(To do): The full set of records must be printed exactly as given.

(Extracted records):

>>

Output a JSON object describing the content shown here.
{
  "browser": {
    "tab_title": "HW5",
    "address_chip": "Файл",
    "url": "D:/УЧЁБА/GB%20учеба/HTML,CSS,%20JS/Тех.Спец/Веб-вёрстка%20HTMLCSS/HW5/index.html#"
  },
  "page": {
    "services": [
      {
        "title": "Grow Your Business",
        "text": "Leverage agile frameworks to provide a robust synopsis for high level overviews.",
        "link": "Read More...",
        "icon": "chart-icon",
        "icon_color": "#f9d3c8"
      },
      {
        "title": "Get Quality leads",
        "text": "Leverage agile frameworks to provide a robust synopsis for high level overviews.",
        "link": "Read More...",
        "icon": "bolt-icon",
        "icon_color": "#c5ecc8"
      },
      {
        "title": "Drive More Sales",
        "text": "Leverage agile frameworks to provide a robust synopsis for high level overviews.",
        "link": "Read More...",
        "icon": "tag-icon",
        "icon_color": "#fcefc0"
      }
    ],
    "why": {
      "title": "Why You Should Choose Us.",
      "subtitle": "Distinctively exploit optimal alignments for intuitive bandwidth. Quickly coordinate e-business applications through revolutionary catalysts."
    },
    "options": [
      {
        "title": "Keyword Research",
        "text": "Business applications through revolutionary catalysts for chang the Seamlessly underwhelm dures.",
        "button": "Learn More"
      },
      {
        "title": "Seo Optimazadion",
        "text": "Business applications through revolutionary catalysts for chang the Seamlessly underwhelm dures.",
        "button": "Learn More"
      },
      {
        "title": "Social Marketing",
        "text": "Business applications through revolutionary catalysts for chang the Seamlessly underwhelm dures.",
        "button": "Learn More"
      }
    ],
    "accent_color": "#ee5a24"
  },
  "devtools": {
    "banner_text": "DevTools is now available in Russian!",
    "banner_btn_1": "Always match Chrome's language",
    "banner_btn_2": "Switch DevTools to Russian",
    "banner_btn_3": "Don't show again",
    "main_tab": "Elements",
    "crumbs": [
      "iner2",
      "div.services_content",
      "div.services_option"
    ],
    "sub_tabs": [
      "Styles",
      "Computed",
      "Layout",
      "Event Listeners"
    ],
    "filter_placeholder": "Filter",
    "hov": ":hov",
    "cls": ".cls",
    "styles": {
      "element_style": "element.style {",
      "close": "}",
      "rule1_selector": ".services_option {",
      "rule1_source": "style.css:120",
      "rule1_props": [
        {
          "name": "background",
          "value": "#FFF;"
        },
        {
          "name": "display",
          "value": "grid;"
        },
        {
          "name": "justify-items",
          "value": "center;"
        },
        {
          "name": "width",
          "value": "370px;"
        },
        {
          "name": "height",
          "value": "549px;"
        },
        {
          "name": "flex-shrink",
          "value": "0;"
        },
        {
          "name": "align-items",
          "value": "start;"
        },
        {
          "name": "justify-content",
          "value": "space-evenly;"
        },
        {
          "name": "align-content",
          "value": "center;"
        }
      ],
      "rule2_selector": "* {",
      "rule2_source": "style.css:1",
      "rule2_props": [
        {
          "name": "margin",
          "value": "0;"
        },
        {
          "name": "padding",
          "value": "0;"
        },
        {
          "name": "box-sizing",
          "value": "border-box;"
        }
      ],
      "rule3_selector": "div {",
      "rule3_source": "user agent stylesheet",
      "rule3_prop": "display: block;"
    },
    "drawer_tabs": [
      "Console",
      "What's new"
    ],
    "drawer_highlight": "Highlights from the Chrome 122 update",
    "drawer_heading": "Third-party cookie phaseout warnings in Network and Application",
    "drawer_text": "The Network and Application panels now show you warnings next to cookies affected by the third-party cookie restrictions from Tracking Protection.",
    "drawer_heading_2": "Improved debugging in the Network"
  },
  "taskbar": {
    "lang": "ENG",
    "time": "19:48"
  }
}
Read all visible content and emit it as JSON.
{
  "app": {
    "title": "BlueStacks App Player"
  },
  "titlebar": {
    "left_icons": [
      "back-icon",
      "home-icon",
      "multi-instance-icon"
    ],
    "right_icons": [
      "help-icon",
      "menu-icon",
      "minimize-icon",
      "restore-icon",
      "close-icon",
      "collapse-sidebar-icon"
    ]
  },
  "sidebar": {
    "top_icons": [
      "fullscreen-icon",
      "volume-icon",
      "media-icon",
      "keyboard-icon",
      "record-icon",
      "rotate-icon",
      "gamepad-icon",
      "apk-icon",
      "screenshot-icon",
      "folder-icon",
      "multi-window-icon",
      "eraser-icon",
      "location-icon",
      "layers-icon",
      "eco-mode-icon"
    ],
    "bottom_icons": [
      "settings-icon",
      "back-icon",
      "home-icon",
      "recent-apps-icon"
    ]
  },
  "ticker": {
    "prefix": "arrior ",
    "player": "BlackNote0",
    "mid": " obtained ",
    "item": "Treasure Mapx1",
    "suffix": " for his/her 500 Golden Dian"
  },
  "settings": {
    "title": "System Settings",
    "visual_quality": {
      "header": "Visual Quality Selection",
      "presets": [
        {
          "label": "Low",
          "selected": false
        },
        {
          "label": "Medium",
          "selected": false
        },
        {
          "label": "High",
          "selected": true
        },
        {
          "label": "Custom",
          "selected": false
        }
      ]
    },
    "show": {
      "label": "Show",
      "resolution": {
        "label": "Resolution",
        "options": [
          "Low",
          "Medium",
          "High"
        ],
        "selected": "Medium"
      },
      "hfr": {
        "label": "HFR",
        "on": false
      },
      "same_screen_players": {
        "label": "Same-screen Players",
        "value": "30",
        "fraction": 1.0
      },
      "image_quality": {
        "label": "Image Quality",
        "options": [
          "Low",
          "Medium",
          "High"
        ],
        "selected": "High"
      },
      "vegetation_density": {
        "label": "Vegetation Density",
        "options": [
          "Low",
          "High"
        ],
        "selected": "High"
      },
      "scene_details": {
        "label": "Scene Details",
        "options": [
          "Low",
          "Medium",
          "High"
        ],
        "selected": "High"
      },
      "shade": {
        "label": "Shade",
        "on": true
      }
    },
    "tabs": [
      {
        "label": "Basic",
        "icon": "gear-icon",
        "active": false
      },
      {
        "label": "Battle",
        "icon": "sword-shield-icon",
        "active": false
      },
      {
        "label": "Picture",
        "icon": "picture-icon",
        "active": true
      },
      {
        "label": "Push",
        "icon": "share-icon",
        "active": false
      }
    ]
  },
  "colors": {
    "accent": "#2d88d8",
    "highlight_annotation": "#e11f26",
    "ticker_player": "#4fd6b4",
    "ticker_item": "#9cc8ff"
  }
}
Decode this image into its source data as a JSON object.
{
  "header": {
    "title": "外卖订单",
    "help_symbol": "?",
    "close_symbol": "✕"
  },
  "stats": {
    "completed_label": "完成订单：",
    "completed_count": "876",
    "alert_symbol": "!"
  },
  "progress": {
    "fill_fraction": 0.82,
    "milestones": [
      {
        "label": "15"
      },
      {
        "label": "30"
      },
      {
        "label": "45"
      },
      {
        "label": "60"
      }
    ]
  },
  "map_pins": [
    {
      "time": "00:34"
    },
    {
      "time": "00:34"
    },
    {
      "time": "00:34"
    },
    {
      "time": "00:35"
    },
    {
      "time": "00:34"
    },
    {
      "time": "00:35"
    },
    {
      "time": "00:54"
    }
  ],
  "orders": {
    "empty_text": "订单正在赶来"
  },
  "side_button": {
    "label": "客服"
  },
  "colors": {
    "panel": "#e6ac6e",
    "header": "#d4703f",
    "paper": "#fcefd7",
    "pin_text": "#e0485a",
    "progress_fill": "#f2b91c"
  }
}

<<

(Result below):
Output a JSON object describing the content shown here.
{
  "browser": {
    "tab_title": "HW5",
    "address_chip": "Файл",
    "url": "D:/УЧЁБА/GB%20учеба/HTML,CSS,%20JS/Тех.Спец/Веб-вёрстка%20HTMLCSS/HW5/index.html#"
  },
  "page": {
    "services": [
      {
        "title": "Grow Your Business",
        "text": "Leverage agile frameworks to provide a robust synopsis for high level overviews.",
        "link": "Read More...",
        "icon": "chart-icon",
        "icon_color": "#f9d3c8"
      },
      {
        "title": "Get Quality leads",
        "text": "Leverage agile frameworks to provide a robust synopsis for high level overviews.",
        "link": "Read More...",
        "icon": "bolt-icon",
        "icon_color": "#c5ecc8"
      },
      {
        "title": "Drive More Sales",
        "text": "Leverage agile frameworks to provide a robust synopsis for high level overviews.",
        "link": "Read More...",
        "icon": "tag-icon",
        "icon_color": "#fcefc0"
      }
    ],
    "why": {
      "title": "Why You Should Choose Us.",
      "subtitle": "Distinctively exploit optimal alignments for intuitive bandwidth. Quickly coordinate e-business applications through revolutionary catalysts."
    },
    "options": [
      {
        "title": "Keyword Research",
        "text": "Business applications through revolutionary catalysts for chang the Seamlessly underwhelm dures.",
        "button": "Learn More"
      },
      {
        "title": "Seo Optimazadion",
        "text": "Business applications through revolutionary catalysts for chang the Seamlessly underwhelm dures.",
        "button": "Learn More"
      },
      {
        "title": "Social Marketing",
        "text": "Business applications through revolutionary catalysts for chang the Seamlessly underwhelm dures.",
        "button": "Learn More"
      }
    ],
    "accent_color": "#ee5a24"
  },
  "devtools": {
    "banner_text": "DevTools is now available in Russian!",
    "banner_btn_1": "Always match Chrome's language",
    "banner_btn_2": "Switch DevTools to Russian",
    "banner_btn_3": "Don't show again",
    "main_tab": "Elements",
    "crumbs": [
      "iner2",
      "div.services_content",
      "div.services_option"
    ],
    "sub_tabs": [
      "Styles",
      "Computed",
      "Layout",
      "Event Listeners"
    ],
    "filter_placeholder": "Filter",
    "hov": ":hov",
    "cls": ".cls",
    "styles": {
      "element_style": "element.style {",
      "close": "}",
      "rule1_selector": ".services_option {",
      "rule1_source": "style.css:120",
      "rule1_props": [
        {
          "name": "background",
          "value": "#FFF;"
        },
        {
          "name": "display",
          "value": "grid;"
        },
        {
          "name": "justify-items",
          "value": "center;"
        },
        {
          "name": "width",
          "value": "370px;"
        },
        {
          "name": "height",
          "value": "549px;"
        },
        {
          "name": "flex-shrink",
          "value": "0;"
        },
        {
          "name": "align-items",
          "value": "start;"
        },
        {
          "name": "justify-content",
          "value": "space-evenly;"
        },
        {
          "name": "align-content",
          "value": "center;"
        }
      ],
      "rule2_selector": "* {",
      "rule2_source": "style.css:1",
      "rule2_props": [
        {
          "name": "margin",
          "value": "0;"
        },
        {
          "name": "padding",
          "value": "0;"
        },
        {
          "name": "box-sizing",
          "value": "border-box;"
        }
      ],
      "rule3_selector": "div {",
      "rule3_source": "user agent stylesheet",
      "rule3_prop": "display: block;"
    },
    "drawer_tabs": [
      "Console",
      "What's new"
    ],
    "drawer_highlight": "Highlights from the Chrome 122 update",
    "drawer_heading": "Third-party cookie phaseout warnings in Network and Application",
    "drawer_text": "The Network and Application panels now show you warnings next to cookies affected by the third-party cookie restrictions from Tracking Protection.",
    "drawer_heading_2": "Improved debugging in the Network"
  },
  "taskbar": {
    "lang": "ENG",
    "time": "19:48"
  }
}
Read all visible content and emit it as JSON.
{
  "app": {
    "title": "BlueStacks App Player"
  },
  "titlebar": {
    "left_icons": [
      "back-icon",
      "home-icon",
      "multi-instance-icon"
    ],
    "right_icons": [
      "help-icon",
      "menu-icon",
      "minimize-icon",
      "restore-icon",
      "close-icon",
      "collapse-sidebar-icon"
    ]
  },
  "sidebar": {
    "top_icons": [
      "fullscreen-icon",
      "volume-icon",
      "media-icon",
      "keyboard-icon",
      "record-icon",
      "rotate-icon",
      "gamepad-icon",
      "apk-icon",
      "screenshot-icon",
      "folder-icon",
      "multi-window-icon",
      "eraser-icon",
      "location-icon",
      "layers-icon",
      "eco-mode-icon"
    ],
    "bottom_icons": [
      "settings-icon",
      "back-icon",
      "home-icon",
      "recent-apps-icon"
    ]
  },
  "ticker": {
    "prefix": "arrior ",
    "player": "BlackNote0",
    "mid": " obtained ",
    "item": "Treasure Mapx1",
    "suffix": " for his/her 500 Golden Dian"
  },
  "settings": {
    "title": "System Settings",
    "visual_quality": {
      "header": "Visual Quality Selection",
      "presets": [
        {
          "label": "Low",
          "selected": false
        },
        {
          "label": "Medium",
          "selected": false
        },
        {
          "label": "High",
          "selected": true
        },
        {
          "label": "Custom",
          "selected": false
        }
      ]
    },
    "show": {
      "label": "Show",
      "resolution": {
        "label": "Resolution",
        "options": [
          "Low",
          "Medium",
          "High"
        ],
        "selected": "Medium"
      },
      "hfr": {
        "label": "HFR",
        "on": false
      },
      "same_screen_players": {
        "label": "Same-screen Players",
        "value": "30",
        "fraction": 1.0
      },
      "image_quality": {
        "label": "Image Quality",
        "options": [
          "Low",
          "Medium",
          "High"
        ],
        "selected": "High"
      },
      "vegetation_density": {
        "label": "Vegetation Density",
        "options": [
          "Low",
          "High"
        ],
        "selected": "High"
      },
      "scene_details": {
        "label": "Scene Details",
        "options": [
          "Low",
          "Medium",
          "High"
        ],
        "selected": "High"
      },
      "shade": {
        "label": "Shade",
        "on": true
      }
    },
    "tabs": [
      {
        "label": "Basic",
        "icon": "gear-icon",
        "active": false
      },
      {
        "label": "Battle",
        "icon": "sword-shield-icon",
        "active": false
      },
      {
        "label": "Picture",
        "icon": "picture-icon",
        "active": true
      },
      {
        "label": "Push",
        "icon": "share-icon",
        "active": false
      }
    ]
  },
  "colors": {
    "accent": "#2d88d8",
    "highlight_annotation": "#e11f26",
    "ticker_player": "#4fd6b4",
    "ticker_item": "#9cc8ff"
  }
}
Decode this image into its source data as a JSON object.
{
  "header": {
    "title": "外卖订单",
    "help_symbol": "?",
    "close_symbol": "✕"
  },
  "stats": {
    "completed_label": "完成订单：",
    "completed_count": "876",
    "alert_symbol": "!"
  },
  "progress": {
    "fill_fraction": 0.82,
    "milestones": [
      {
        "label": "15"
      },
      {
        "label": "30"
      },
      {
        "label": "45"
      },
      {
        "label": "60"
      }
    ]
  },
  "map_pins": [
    {
      "time": "00:34"
    },
    {
      "time": "00:34"
    },
    {
      "time": "00:34"
    },
    {
      "time": "00:35"
    },
    {
      "time": "00:34"
    },
    {
      "time": "00:35"
    },
    {
      "time": "00:54"
    }
  ],
  "orders": {
    "empty_text": "订单正在赶来"
  },
  "side_button": {
    "label": "客服"
  },
  "colors": {
    "panel": "#e6ac6e",
    "header": "#d4703f",
    "paper": "#fcefd7",
    "pin_text": "#e0485a",
    "progress_fill": "#f2b91c"
  }
}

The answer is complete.